Work task:
The answer is a single number: the count of lines in the records below that contain the word "JSON".

Supplied material:
....

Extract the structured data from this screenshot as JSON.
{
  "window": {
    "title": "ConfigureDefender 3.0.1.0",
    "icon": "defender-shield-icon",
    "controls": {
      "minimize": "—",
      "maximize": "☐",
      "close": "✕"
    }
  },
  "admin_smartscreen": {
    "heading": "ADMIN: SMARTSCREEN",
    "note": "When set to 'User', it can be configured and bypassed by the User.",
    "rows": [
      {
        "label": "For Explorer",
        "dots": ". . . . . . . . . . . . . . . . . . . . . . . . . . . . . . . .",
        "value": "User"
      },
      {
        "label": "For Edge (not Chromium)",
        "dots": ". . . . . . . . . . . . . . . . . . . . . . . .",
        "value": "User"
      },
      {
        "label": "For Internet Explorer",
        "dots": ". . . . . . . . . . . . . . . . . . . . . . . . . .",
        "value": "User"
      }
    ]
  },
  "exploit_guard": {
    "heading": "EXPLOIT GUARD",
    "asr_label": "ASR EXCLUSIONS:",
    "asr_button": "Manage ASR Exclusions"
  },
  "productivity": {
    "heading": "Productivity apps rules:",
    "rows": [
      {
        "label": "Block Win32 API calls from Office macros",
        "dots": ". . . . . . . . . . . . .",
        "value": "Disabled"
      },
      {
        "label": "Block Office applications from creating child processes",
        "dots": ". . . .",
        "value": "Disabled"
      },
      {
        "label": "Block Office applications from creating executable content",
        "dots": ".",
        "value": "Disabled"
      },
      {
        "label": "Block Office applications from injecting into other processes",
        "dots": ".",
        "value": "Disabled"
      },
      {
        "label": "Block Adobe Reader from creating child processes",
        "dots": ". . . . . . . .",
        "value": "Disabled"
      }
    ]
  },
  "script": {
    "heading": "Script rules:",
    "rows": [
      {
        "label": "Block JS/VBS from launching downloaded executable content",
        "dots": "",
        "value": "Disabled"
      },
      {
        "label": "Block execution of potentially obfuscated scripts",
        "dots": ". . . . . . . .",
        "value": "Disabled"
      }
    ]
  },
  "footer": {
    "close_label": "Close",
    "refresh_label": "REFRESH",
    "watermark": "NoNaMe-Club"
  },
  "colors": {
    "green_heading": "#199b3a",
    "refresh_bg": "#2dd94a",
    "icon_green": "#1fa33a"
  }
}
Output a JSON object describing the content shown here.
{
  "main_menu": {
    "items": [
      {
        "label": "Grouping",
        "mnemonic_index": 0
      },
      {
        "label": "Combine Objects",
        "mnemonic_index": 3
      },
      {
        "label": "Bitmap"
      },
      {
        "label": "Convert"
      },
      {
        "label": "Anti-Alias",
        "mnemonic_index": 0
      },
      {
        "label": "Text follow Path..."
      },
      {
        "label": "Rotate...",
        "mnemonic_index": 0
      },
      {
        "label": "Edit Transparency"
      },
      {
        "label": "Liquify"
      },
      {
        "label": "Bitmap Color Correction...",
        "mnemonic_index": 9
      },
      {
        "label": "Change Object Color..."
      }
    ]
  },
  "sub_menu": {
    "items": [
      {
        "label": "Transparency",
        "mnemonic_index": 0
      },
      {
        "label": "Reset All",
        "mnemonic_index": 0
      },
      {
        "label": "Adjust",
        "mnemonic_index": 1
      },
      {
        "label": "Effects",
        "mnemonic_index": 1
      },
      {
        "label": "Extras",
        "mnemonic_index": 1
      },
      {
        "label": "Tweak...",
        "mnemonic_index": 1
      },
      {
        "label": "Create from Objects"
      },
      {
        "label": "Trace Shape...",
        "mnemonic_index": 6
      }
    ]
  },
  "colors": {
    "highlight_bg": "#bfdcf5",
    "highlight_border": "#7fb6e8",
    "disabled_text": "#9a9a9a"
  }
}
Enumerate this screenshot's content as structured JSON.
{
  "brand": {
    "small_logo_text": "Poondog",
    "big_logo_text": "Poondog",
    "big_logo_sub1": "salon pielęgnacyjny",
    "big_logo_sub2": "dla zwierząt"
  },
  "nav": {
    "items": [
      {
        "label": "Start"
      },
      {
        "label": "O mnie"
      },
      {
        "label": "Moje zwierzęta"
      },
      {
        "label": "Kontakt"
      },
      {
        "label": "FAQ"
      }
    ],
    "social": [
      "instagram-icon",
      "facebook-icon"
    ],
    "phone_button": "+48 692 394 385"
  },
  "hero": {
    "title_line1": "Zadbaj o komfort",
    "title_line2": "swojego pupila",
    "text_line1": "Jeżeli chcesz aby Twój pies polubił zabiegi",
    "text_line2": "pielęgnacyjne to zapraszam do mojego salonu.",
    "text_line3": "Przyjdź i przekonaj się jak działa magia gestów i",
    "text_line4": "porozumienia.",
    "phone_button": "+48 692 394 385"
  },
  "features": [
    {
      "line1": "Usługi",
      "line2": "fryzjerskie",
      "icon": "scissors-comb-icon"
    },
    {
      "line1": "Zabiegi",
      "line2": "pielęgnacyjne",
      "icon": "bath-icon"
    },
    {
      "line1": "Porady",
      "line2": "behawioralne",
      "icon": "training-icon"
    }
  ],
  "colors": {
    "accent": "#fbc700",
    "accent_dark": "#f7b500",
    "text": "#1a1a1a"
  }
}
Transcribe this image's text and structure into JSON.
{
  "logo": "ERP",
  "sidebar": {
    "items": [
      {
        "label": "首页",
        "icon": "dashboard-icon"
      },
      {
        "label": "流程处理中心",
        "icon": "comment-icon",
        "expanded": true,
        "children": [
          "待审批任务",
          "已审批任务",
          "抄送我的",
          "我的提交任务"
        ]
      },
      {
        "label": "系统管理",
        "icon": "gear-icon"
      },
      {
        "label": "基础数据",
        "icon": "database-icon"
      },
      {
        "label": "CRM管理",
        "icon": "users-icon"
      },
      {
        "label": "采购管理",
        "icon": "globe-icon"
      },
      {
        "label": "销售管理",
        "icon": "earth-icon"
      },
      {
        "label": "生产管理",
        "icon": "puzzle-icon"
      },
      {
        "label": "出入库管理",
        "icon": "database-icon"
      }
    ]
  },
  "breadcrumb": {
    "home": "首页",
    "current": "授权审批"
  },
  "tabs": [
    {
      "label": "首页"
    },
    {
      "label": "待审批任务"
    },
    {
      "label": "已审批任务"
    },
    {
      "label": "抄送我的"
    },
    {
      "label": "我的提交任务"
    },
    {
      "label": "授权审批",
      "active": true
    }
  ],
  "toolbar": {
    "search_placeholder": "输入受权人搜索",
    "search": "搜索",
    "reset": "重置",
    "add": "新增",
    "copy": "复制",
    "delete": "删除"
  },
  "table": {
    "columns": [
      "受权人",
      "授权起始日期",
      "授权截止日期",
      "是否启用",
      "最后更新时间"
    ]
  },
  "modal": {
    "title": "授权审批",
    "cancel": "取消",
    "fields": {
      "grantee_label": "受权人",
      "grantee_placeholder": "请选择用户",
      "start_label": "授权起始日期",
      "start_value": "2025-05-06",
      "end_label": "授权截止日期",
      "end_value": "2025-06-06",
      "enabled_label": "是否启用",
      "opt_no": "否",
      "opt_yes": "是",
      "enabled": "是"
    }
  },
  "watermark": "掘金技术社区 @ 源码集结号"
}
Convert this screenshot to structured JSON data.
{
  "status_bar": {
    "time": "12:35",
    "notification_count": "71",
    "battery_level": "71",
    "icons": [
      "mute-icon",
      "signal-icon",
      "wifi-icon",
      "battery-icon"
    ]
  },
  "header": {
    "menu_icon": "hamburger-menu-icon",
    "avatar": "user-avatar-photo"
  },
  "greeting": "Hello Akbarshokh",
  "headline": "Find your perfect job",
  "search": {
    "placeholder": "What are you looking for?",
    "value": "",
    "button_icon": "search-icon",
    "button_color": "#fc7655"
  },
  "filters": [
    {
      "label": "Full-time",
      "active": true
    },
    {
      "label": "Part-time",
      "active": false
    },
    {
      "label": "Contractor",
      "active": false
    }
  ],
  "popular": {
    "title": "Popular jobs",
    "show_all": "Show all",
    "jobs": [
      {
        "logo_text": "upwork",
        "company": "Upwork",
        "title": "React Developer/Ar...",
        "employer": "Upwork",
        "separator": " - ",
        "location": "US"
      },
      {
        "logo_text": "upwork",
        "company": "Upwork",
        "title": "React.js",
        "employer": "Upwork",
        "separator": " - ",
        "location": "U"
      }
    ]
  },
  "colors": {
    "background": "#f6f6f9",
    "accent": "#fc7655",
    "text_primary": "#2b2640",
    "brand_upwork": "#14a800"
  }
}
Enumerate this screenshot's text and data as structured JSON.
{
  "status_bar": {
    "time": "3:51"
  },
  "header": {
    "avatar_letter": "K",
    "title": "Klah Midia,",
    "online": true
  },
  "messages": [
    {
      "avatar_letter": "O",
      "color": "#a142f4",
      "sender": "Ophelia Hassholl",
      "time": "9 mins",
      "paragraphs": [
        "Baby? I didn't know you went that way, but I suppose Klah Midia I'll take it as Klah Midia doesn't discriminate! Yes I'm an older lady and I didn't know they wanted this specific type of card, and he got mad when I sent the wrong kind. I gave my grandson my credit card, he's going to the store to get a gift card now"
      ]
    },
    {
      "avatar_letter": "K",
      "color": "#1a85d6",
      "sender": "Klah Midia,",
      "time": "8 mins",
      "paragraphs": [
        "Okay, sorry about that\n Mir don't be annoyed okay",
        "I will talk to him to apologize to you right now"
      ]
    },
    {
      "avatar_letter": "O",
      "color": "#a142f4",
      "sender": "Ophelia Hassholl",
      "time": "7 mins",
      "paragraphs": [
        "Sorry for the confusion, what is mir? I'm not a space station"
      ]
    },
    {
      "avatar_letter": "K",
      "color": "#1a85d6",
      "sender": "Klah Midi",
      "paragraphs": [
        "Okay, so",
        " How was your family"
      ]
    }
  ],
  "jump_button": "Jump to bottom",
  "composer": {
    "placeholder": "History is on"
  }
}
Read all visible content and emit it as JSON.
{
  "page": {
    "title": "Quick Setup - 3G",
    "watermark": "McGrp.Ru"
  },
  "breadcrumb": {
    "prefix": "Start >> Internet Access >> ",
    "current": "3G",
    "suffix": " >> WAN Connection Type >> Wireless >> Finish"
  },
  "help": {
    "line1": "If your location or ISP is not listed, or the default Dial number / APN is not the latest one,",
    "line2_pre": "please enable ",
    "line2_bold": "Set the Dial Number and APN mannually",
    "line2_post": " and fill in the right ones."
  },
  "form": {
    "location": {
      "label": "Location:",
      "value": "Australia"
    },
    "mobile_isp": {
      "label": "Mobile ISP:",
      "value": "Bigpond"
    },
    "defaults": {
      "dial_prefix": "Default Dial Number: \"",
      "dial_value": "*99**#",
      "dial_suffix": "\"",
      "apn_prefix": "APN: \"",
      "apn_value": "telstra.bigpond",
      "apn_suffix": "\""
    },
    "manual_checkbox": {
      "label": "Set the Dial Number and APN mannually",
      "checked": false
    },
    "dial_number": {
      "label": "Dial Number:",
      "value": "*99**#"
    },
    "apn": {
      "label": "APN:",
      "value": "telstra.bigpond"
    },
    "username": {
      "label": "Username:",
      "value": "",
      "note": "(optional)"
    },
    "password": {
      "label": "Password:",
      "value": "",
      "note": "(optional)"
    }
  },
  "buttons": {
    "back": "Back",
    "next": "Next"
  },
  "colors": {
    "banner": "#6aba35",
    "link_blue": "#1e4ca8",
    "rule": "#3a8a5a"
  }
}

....

Worked solution:
7